§ Directions: Look for the word "Program" in the records, and copy each line where it appears.

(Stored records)
Content starts

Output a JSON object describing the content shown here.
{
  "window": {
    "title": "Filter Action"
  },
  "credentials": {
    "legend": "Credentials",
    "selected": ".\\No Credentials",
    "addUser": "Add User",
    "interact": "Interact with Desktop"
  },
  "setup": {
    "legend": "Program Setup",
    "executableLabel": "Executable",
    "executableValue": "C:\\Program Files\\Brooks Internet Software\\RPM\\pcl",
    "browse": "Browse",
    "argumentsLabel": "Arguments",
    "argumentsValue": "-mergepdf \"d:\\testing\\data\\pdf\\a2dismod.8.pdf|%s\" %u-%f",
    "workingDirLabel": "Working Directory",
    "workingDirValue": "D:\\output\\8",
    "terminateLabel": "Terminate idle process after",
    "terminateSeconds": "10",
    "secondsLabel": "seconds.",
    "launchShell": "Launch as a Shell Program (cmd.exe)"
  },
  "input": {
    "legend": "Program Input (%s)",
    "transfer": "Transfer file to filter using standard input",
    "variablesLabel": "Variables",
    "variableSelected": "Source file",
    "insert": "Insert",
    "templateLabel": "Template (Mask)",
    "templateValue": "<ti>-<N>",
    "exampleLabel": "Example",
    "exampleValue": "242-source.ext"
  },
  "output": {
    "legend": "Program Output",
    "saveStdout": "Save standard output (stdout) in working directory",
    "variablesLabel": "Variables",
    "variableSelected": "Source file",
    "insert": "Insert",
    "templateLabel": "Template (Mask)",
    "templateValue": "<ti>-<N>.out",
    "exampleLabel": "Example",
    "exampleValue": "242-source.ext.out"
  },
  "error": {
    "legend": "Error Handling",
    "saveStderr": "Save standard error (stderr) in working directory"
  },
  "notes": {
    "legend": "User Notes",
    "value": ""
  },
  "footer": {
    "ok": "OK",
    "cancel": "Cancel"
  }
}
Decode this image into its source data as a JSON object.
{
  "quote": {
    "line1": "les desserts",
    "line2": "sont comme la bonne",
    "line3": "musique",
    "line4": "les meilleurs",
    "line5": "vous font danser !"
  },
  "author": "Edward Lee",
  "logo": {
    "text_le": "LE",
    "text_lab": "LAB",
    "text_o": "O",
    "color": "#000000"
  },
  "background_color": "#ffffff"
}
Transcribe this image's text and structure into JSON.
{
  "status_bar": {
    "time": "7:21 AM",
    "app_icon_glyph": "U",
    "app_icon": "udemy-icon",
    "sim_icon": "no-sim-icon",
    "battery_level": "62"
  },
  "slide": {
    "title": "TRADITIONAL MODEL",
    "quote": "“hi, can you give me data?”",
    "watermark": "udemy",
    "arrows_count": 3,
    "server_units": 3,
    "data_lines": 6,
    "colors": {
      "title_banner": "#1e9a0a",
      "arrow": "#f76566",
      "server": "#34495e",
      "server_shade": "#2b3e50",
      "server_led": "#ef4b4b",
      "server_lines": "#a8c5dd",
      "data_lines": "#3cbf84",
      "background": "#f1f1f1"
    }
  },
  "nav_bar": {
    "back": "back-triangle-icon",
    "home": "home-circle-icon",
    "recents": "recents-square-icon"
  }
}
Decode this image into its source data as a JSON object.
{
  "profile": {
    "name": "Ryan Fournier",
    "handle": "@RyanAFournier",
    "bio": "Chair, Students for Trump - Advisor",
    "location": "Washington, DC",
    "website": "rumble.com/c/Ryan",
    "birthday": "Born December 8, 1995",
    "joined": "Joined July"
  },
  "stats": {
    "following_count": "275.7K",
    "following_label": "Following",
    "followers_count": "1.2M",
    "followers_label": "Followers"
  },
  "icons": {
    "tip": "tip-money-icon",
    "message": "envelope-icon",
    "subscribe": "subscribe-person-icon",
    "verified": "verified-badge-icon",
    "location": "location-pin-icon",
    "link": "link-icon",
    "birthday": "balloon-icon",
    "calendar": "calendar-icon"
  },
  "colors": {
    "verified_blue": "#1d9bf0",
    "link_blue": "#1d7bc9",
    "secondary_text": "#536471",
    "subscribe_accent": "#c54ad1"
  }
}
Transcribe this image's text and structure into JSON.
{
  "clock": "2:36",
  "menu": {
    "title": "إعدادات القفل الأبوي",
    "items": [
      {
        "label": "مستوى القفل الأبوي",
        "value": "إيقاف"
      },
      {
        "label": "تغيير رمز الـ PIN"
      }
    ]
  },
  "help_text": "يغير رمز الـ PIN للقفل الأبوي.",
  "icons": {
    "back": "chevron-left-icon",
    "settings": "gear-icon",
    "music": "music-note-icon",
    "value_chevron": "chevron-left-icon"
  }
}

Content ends

§ Output of the exercise:
    "legend": "Program Setup",
    "executableValue": "C:\\Program Files\\Brooks Internet Software\\RPM\\pcl",
    "launchShell": "Launch as a Shell Program (cmd.exe)"
    "legend": "Program Input (%s)",
    "legend": "Program Output",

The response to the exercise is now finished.